General Baptist Ministries is partnering to send Christian English teachers into some of the most challenging places in the world, and we couldn’t be more excited! Learning this major world language can open up opportunities for students to pursue education and careers, and it gives teachers a way to connect with students in need of Christ. There are so many people to reach, and more of them live in China than almost any other country in the world. China is a giant of international power with a great need for the gospel, and we want to be a part of bringing them that good news. 

The exact number of Christians in China is unknown because government pressures often skew the survey results. Legally registered churches are under close scrutiny, so many Christians join illegal underground house churches. Estimates of the total count of Christians fall somewhere between two and three percent. If these are accurate, then 97% of the second-largest population in the world does not know the Lord. 

The Great Wall represents a philosophical barrier as well as a physical one. A history of isolationism has blocked access to the gospel for most of the population. Only recently did the country become more open to outside influence, but foreign religion is still suspect. Chinese people have a deeply rooted cultural identity and a profound national pride. They are famous for achievements like the historic Summer Palace near Beijing, full of lush gardens built for Emperors in the 1700s. Their rich traditions in art, poetry, and music have contributed much beauty to the world. Popular foods, like the intricately designed mooncakes given at the Mid-Autumn festival, come from hundreds of years of tradition.

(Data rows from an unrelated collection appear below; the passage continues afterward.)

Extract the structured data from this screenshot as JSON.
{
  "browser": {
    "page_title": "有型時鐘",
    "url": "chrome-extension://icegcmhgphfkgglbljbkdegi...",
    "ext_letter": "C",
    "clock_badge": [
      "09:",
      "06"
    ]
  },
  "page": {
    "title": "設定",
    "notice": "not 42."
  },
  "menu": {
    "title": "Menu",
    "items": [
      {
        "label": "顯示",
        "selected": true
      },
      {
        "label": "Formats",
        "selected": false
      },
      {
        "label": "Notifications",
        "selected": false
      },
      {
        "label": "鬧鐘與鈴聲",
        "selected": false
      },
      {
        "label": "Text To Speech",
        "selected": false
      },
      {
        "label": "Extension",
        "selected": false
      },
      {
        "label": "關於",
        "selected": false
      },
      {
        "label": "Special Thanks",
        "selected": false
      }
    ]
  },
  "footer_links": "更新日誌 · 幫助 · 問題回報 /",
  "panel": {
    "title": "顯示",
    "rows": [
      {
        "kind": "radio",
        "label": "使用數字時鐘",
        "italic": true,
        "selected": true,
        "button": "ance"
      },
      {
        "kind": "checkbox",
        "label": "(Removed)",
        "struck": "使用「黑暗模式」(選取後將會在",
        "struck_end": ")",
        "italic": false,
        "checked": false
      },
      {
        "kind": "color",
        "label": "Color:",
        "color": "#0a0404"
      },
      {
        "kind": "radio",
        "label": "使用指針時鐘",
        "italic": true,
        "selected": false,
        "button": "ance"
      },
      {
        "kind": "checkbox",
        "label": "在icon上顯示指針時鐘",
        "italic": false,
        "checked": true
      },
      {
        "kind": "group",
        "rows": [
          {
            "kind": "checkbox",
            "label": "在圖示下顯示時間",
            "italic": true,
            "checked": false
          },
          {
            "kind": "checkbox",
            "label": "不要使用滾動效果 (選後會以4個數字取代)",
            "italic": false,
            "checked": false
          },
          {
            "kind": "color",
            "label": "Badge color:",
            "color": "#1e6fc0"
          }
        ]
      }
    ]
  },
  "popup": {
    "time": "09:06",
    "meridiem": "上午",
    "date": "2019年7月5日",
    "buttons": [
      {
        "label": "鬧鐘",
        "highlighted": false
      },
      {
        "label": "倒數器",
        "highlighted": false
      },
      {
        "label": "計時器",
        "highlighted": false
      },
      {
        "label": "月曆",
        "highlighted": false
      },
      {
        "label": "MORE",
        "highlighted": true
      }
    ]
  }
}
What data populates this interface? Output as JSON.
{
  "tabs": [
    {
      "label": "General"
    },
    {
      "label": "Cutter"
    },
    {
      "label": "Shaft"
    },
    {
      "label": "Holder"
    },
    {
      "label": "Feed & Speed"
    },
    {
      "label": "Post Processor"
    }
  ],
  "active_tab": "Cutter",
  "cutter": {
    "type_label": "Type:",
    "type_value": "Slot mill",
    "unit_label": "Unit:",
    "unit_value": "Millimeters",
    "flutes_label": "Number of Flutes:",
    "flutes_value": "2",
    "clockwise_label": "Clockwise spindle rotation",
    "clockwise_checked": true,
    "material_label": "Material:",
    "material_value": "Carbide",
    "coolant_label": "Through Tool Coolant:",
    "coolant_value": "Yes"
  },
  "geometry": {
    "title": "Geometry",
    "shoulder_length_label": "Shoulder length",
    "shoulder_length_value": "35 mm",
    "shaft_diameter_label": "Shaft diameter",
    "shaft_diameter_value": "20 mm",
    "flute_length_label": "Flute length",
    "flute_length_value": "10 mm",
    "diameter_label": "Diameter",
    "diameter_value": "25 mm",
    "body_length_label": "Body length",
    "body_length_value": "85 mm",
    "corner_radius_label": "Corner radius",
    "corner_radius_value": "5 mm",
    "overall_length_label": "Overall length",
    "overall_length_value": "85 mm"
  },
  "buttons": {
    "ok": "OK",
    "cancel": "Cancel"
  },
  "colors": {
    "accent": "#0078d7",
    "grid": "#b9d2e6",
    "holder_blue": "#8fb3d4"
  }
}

The legacy of innovation and achievement continues with traditions like the annual snow and ice festival in the northern city of Harbin. The festival grounds are practically a city built from ice lit in bright colors and full of impressive sculptures—quite a feat of engineering and artistry.  

Chinese culture values honor, filial piety, and interdependence within the community. When economic reforms in the 1980s led the country to open up to outside influence, this community focus was a great match for the faith of the growing Christian minority. But by 2010, as government pressure on religious activity increased again, this growth slowed almost to a standstill.

Pray for the Chinese people. They have such a beautiful emphasis on honoring others and building community, but they don’t realize that their Creator is worthy of the ultimate honor, and that a relationship with God and his children is the community He made their hearts to long for. We are on our way to China to share this amazing news with them. Will you join us?

Reach out to Mark Powell (VP of Global Missions) to find out more.